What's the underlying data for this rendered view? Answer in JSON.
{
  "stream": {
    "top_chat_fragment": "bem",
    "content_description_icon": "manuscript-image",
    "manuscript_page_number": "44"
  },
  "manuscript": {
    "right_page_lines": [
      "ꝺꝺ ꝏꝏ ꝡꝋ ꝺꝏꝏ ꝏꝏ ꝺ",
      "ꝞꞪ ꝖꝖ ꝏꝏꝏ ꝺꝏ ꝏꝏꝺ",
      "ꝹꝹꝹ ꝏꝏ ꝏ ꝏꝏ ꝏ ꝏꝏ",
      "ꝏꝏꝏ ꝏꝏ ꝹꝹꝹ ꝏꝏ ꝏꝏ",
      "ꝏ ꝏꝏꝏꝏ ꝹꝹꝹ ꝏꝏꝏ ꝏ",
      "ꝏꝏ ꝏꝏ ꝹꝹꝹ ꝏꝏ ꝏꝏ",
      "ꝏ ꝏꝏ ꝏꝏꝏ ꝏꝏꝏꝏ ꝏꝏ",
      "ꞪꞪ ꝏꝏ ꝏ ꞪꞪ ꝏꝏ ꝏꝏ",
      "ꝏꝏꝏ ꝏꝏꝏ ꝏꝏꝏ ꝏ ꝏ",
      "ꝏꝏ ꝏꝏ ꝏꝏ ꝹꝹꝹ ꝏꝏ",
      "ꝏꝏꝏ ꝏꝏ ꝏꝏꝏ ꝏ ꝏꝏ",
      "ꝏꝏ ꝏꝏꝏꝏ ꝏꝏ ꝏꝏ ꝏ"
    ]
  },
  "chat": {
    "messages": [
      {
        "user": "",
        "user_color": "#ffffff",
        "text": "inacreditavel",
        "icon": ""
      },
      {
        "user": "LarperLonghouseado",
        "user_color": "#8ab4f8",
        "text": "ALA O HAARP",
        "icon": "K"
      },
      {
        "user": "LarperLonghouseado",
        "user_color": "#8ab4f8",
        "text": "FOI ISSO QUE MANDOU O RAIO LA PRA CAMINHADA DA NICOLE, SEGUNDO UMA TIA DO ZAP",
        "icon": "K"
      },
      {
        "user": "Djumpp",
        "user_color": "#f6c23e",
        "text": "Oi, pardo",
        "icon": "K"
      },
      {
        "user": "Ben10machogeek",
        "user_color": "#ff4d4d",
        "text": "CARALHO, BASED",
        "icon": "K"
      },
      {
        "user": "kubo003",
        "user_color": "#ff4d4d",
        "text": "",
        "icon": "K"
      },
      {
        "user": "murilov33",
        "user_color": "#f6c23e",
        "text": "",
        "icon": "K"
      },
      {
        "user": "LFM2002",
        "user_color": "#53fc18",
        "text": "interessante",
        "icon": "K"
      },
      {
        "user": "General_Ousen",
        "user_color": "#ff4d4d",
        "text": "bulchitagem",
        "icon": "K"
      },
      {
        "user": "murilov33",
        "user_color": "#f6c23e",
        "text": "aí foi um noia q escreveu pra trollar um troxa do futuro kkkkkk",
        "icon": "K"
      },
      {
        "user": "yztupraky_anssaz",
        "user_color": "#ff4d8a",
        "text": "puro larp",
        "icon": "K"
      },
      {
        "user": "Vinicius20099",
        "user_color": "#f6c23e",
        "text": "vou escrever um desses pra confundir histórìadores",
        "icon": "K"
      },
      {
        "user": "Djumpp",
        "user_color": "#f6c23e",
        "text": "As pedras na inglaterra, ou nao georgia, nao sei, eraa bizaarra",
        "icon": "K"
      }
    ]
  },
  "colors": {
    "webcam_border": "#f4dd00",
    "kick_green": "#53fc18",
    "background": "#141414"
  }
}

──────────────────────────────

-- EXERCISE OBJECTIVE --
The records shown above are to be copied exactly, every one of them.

-- EXERCISE RESULT --
What's the underlying data for this rendered view? Answer in JSON.
{
  "stream": {
    "top_chat_fragment": "bem",
    "content_description_icon": "manuscript-image",
    "manuscript_page_number": "44"
  },
  "manuscript": {
    "right_page_lines": [
      "ꝺꝺ ꝏꝏ ꝡꝋ ꝺꝏꝏ ꝏꝏ ꝺ",
      "ꝞꞪ ꝖꝖ ꝏꝏꝏ ꝺꝏ ꝏꝏꝺ",
      "ꝹꝹꝹ ꝏꝏ ꝏ ꝏꝏ ꝏ ꝏꝏ",
      "ꝏꝏꝏ ꝏꝏ ꝹꝹꝹ ꝏꝏ ꝏꝏ",
      "ꝏ ꝏꝏꝏꝏ ꝹꝹꝹ ꝏꝏꝏ ꝏ",
      "ꝏꝏ ꝏꝏ ꝹꝹꝹ ꝏꝏ ꝏꝏ",
      "ꝏ ꝏꝏ ꝏꝏꝏ ꝏꝏꝏꝏ ꝏꝏ",
      "ꞪꞪ ꝏꝏ ꝏ ꞪꞪ ꝏꝏ ꝏꝏ",
      "ꝏꝏꝏ ꝏꝏꝏ ꝏꝏꝏ ꝏ ꝏ",
      "ꝏꝏ ꝏꝏ ꝏꝏ ꝹꝹꝹ ꝏꝏ",
      "ꝏꝏꝏ ꝏꝏ ꝏꝏꝏ ꝏ ꝏꝏ",
      "ꝏꝏ ꝏꝏꝏꝏ ꝏꝏ ꝏꝏ ꝏ"
    ]
  },
  "chat": {
    "messages": [
      {
        "user": "",
        "user_color": "#ffffff",
        "text": "inacreditavel",
        "icon": ""
      },
      {
        "user": "LarperLonghouseado",
        "user_color": "#8ab4f8",
        "text": "ALA O HAARP",
        "icon": "K"
      },
      {
        "user": "LarperLonghouseado",
        "user_color": "#8ab4f8",
        "text": "FOI ISSO QUE MANDOU O RAIO LA PRA CAMINHADA DA NICOLE, SEGUNDO UMA TIA DO ZAP",
        "icon": "K"
      },
      {
        "user": "Djumpp",
        "user_color": "#f6c23e",
        "text": "Oi, pardo",
        "icon": "K"
      },
      {
        "user": "Ben10machogeek",
        "user_color": "#ff4d4d",
        "text": "CARALHO, BASED",
        "icon": "K"
      },
      {
        "user": "kubo003",
        "user_color": "#ff4d4d",
        "text": "",
        "icon": "K"
      },
      {
        "user": "murilov33",
        "user_color": "#f6c23e",
        "text": "",
        "icon": "K"
      },
      {
        "user": "LFM2002",
        "user_color": "#53fc18",
        "text": "interessante",
        "icon": "K"
      },
      {
        "user": "General_Ousen",
        "user_color": "#ff4d4d",
        "text": "bulchitagem",
        "icon": "K"
      },
      {
        "user": "murilov33",
        "user_color": "#f6c23e",
        "text": "aí foi um noia q escreveu pra trollar um troxa do futuro kkkkkk",
        "icon": "K"
      },
      {
        "user": "yztupraky_anssaz",
        "user_color": "#ff4d8a",
        "text": "puro larp",
        "icon": "K"
      },
      {
        "user": "Vinicius20099",
        "user_color": "#f6c23e",
        "text": "vou escrever um desses pra confundir histórìadores",
        "icon": "K"
      },
      {
        "user": "Djumpp",
        "user_color": "#f6c23e",
        "text": "As pedras na inglaterra, ou nao georgia, nao sei, eraa bizaarra",
        "icon": "K"
      }
    ]
  },
  "colors": {
    "webcam_border": "#f4dd00",
    "kick_green": "#53fc18",
    "background": "#141414"
  }
}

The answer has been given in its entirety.